FLAC uses linear prediction to convert the audio samples to a series of small, uncorrelated numbers (known as the residual), which are stored efficiently using Golomb-Rice coding. It also uses run-length encoding for blocks of identical samples, such as silent passages. The technical strengths of FLAC compared to other lossless codecs lie in its ability to be streamed and in a fast decode time, which is independent of compression level.

Run-length encoding (a very basic and specific sort of encoding) is what Killyp described above. See the linked bits in the original article for explanations of linear prediction and Golomb-Rice encoding. Hope you like math! ;)

zygo
Mar 25, 2008, 05:14 PM
Run-length encoding (a very basic and specific sort of encoding) is what Killyp described above. See the linked bits in the original article for explanations of linear prediction and Golomb-Rice encoding. Hope you like math! ;)

I hate maths even more now!!!! haha!

And from reading up through those wiki's I'm even more confused as to what it's doing! But thanks for the link. At least now I know not to get into coding or too deep into compression techniques!

Sorry to the O/P for half hijacking your thread!

KettyKrueger
Mar 25, 2008, 05:15 PM
Thanks for the replies!!

The reason I asked is because my music library is in Apple Lossless but to stream it to my PS3 it needs to be .wav (or a lossy format).

Trouble with wavs is that you can't embed artwork or tags.

Oh well, at least I can enjoy my lossless music in the living room :)

killmoms
Mar 25, 2008, 05:17 PM
I hate maths even more now!!!! haha!
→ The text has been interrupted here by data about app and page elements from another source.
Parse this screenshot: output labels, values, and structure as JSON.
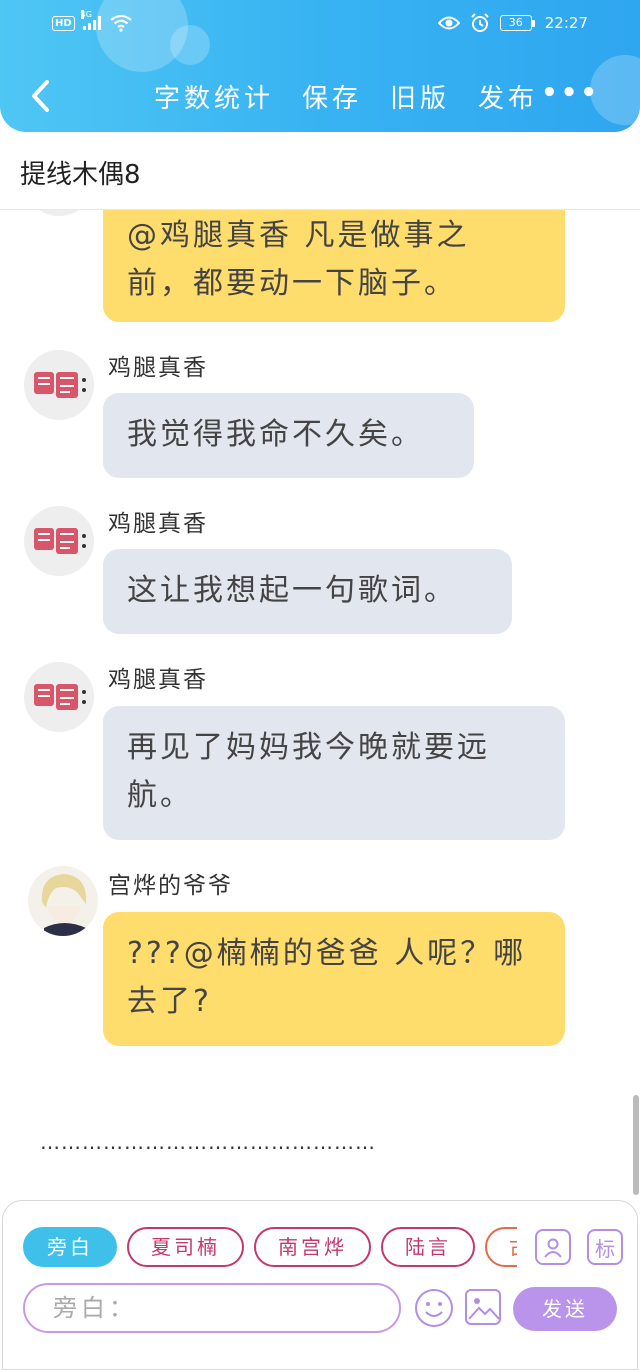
{
  "status_bar": {
    "hd": "HD",
    "network": "4G",
    "battery": "36",
    "time": "22:27"
  },
  "nav": {
    "items": [
      "字数统计",
      "保存",
      "旧版",
      "发布"
    ],
    "more": "•••"
  },
  "title": "提线木偶8",
  "messages": [
    {
      "sender": "",
      "text_lines": [
        "@鸡腿真香 凡是做事之",
        "前，都要动一下脑子。"
      ],
      "color": "#ffdd6d"
    },
    {
      "sender": "鸡腿真香",
      "text_lines": [
        "我觉得我命不久矣。"
      ],
      "color": "#e2e6ee"
    },
    {
      "sender": "鸡腿真香",
      "text_lines": [
        "这让我想起一句歌词。"
      ],
      "color": "#e2e6ee"
    },
    {
      "sender": "鸡腿真香",
      "text_lines": [
        "再见了妈妈我今晚就要远",
        "航。"
      ],
      "color": "#e2e6ee"
    },
    {
      "sender": "宫烨的爷爷",
      "text_lines": [
        "???@楠楠的爸爸 人呢？哪",
        "去了?"
      ],
      "color": "#ffdd6d"
    }
  ],
  "ellipsis": "…………………………………………",
  "bottom": {
    "roles": [
      {
        "label": "旁白",
        "active": true
      },
      {
        "label": "夏司楠",
        "active": false
      },
      {
        "label": "南宫烨",
        "active": false
      },
      {
        "label": "陆言",
        "active": false
      },
      {
        "label": "古",
        "active": false
      }
    ],
    "mark_label": "标",
    "input_placeholder": "旁白：",
    "send_label": "发送"
  }
}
And from reading up through those wiki's I'm even more confused as to what it's doing! But thanks for the link. At least now I know not to get into coding or too deep into compression techniques!

Sorry to the O/P for half hijacking your thread!

To quote the great sage Strong Bad:

"Technology is... magic! Basically, it's something that's really cool that you don't know how it works, and when it breaks you have to buy a new one!"